One line of attack on the “green energy” agenda is to question its primary rationale, namely the theory that catastrophic global warming will result unless human-caused emissions of carbon dioxide and other greenhouse gases are drastically reduced.

This book tackles a different question: Assuming that global warming due to carbon emissions might be a problem, is the green energy agenda well designed to achieve the environmental and economic benefits that have been attributed to it?

The authors are four academics (three being economists and/or attorneys) who describe themselves as “professional skeptics.”  And they do a workmanlike job of questioning the logic and integrity of green energy from various angles.

Those who have followed the debate about this subject will be familiar with many of the points. The technical feasibility of a rapid transition to solar and wind power has been vastly exaggerated, while the cost estimates are correspondingly understated.
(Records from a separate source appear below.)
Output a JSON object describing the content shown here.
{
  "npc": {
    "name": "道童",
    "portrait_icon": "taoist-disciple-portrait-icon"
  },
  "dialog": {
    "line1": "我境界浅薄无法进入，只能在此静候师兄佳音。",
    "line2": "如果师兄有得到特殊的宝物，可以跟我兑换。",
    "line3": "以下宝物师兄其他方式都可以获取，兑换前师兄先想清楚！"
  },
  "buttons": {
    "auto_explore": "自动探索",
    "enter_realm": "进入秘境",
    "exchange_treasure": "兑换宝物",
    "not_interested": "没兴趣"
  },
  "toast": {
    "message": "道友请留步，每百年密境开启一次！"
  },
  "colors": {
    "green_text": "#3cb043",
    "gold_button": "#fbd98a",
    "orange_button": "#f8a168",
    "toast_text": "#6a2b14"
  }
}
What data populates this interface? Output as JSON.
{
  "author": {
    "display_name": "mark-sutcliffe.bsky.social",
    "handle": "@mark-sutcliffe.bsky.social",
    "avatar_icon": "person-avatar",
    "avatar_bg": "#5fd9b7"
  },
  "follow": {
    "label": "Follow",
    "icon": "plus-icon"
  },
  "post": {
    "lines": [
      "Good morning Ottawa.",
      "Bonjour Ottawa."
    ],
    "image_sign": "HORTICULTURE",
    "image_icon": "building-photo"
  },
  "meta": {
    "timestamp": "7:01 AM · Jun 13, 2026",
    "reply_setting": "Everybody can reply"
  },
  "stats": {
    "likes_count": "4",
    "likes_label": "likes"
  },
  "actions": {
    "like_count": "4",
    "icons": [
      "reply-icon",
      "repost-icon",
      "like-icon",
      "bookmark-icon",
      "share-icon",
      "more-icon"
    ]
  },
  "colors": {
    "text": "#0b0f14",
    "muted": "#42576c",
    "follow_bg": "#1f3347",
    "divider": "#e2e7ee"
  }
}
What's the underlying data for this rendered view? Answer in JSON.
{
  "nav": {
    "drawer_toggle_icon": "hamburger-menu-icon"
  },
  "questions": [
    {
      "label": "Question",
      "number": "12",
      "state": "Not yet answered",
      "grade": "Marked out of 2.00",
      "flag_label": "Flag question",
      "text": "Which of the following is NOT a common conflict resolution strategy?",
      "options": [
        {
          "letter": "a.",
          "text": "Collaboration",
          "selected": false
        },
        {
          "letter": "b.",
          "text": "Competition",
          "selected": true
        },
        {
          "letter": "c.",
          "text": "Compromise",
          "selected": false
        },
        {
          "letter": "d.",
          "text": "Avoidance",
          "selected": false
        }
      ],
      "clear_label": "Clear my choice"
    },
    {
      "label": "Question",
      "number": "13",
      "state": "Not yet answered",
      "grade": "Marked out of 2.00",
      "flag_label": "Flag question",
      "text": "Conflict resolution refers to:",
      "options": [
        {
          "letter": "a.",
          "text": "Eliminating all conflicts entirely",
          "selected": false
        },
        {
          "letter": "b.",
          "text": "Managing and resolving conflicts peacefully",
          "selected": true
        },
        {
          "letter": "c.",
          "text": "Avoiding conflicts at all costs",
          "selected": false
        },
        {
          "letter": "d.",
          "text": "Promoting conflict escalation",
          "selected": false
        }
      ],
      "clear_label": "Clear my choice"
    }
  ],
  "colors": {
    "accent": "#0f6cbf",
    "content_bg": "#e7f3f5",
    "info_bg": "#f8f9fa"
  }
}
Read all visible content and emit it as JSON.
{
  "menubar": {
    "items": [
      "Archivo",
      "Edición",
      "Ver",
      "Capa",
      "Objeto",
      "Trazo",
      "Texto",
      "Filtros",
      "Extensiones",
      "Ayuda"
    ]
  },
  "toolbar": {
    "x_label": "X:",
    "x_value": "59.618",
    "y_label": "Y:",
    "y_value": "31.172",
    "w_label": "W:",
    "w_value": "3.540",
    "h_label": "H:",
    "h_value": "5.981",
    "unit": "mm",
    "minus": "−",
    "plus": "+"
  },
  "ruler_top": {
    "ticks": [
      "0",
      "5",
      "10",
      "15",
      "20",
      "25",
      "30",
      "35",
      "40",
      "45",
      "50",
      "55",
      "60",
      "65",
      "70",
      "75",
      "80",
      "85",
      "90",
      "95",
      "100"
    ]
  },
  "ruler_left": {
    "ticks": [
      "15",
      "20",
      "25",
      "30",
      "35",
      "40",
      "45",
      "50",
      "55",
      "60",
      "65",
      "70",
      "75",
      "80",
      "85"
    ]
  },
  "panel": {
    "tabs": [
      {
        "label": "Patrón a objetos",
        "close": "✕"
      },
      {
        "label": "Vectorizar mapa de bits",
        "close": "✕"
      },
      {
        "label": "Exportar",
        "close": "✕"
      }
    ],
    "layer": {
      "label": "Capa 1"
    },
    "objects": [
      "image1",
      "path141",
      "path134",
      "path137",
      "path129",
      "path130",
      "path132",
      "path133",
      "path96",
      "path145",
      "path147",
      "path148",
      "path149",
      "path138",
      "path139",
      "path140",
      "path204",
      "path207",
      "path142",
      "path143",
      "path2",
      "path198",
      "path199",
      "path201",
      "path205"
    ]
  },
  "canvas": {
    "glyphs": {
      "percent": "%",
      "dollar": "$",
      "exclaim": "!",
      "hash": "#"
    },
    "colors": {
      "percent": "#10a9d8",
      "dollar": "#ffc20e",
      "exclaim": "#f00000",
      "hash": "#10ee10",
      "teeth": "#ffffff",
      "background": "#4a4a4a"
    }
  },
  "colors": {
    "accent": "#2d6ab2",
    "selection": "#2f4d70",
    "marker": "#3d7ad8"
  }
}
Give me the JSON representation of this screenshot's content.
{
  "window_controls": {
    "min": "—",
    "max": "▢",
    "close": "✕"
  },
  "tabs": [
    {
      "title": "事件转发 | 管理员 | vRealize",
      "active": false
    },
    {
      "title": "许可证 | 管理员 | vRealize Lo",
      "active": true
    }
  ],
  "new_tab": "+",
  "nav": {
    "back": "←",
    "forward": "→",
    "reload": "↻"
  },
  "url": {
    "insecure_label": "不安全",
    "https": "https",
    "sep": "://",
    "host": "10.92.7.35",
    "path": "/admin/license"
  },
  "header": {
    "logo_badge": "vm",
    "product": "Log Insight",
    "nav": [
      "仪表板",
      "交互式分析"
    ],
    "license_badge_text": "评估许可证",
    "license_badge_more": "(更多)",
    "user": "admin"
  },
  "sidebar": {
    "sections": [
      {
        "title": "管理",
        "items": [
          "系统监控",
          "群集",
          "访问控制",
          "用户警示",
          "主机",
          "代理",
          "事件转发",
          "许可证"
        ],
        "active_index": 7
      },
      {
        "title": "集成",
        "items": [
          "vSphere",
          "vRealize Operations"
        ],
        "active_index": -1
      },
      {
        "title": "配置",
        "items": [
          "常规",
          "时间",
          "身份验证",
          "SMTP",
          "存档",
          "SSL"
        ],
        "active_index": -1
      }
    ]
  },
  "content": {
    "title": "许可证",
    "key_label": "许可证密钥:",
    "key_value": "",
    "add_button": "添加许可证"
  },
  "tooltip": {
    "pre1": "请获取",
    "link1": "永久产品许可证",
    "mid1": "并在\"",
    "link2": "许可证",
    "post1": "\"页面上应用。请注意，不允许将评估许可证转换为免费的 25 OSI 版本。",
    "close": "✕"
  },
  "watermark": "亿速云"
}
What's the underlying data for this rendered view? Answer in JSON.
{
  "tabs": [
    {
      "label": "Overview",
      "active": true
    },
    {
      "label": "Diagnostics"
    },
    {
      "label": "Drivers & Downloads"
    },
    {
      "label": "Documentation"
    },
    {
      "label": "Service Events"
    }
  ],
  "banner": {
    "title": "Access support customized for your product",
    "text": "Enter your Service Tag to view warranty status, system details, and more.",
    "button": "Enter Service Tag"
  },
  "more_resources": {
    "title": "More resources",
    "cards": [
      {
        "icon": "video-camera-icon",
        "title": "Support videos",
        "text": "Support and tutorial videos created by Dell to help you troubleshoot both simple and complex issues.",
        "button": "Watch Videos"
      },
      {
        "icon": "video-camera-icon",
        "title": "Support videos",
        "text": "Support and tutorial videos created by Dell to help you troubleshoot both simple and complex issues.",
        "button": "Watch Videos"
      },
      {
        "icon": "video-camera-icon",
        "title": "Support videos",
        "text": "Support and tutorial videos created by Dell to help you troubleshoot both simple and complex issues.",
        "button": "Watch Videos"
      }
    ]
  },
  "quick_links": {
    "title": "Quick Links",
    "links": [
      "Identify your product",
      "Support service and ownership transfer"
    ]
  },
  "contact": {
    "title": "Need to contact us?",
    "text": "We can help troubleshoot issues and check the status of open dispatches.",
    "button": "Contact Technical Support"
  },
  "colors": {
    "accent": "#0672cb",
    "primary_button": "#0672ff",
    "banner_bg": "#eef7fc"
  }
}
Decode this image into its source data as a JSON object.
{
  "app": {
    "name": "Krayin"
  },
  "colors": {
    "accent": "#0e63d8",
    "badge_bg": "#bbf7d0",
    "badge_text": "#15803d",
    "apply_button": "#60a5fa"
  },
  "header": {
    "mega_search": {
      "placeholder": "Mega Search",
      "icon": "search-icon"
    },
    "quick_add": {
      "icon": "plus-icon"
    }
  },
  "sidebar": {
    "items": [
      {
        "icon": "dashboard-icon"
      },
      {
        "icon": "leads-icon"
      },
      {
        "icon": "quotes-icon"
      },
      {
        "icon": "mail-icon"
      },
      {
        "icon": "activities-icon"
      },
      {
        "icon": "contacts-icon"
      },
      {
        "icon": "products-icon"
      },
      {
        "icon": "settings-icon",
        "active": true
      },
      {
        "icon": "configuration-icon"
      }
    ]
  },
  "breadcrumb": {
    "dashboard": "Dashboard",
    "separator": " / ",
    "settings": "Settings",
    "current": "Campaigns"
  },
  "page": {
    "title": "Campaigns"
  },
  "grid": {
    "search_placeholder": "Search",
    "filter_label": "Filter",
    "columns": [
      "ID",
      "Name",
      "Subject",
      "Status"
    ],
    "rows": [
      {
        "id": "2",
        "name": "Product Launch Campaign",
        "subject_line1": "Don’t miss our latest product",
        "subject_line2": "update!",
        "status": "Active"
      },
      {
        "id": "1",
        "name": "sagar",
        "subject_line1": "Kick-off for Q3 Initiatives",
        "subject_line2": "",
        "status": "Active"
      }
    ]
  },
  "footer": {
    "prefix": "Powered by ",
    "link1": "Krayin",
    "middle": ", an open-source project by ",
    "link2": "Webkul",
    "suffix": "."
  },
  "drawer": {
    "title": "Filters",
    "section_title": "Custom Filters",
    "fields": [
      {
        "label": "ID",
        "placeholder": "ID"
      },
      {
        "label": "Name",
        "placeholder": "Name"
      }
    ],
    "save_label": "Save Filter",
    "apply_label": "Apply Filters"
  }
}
Some environmentalists view nuclear power as “green” because it has the potential of reducing carbon emissions, while others will oppose it to their dying breath.  There are numerous environmental objections to the government-supported ethanol program.  There is no common definition of the green jobs that are promised, and forecasts are typically expressed on a gross basis (without subtracting jobs that would be eliminated, e.g., in the fossil fuel industries and in industrial operations that would leave the country as the result of higher US power costs.)  Some analysts would count jobs in regulatory compliance areas as a benefit, when they actually represent an economic cost.  Claims that green jobs will necessarily provide highly paid, agreeable employment are not credible.  Barring the creation of trade barriers, most wind power or solar power equipment would be produced in Asia or Europe versus the US.  Etc.   

It is nice to have an authoritative source to cite, with a logically organized series of chapters and a handy dandy index.  And some of the conceptual points are novel, e.g., selective optimism about technological progress in the future (assumed for green energy operations, ignored for traditional energy operations), and repeated demonstration of the Baptist and bootleggers syndrome (people with very different objectives closing ranks to support Sunday closing laws).  It is amazing how ready green energy advocates are to trade the taken-for-granted benefits of a free market economy for their vision of what life on earth should be like (e.g., small pastoral communities, locally grown food, no more Wal-Mart).

However, who is the audience?  For right wing think tanks and academics, the book is preaching to the converted.  Left wing think tanks and academics will not read it.  Corporate employees will tend to do whatever suits their own interests. 

The authors suggest that the general public could use the book as a source of green energy questions (30 questions are listed in the concluding chapter) for candidates for elective office, but will this work?  The material is too involved, diverse and sophisticated for the average reader to absorb and remember.  Also, direct contact between the voters and politicians on policy issues is increasingly infrequent, and written communications from voters are recapped without much reflection on the content unless the sender is seen as potential source of campaign cash.

So if green energy is indeed an expensive, ill-conceived experiment in social engineering, as the authors argue, a simpler, more straightforward formulation of the issue may be needed to combat it.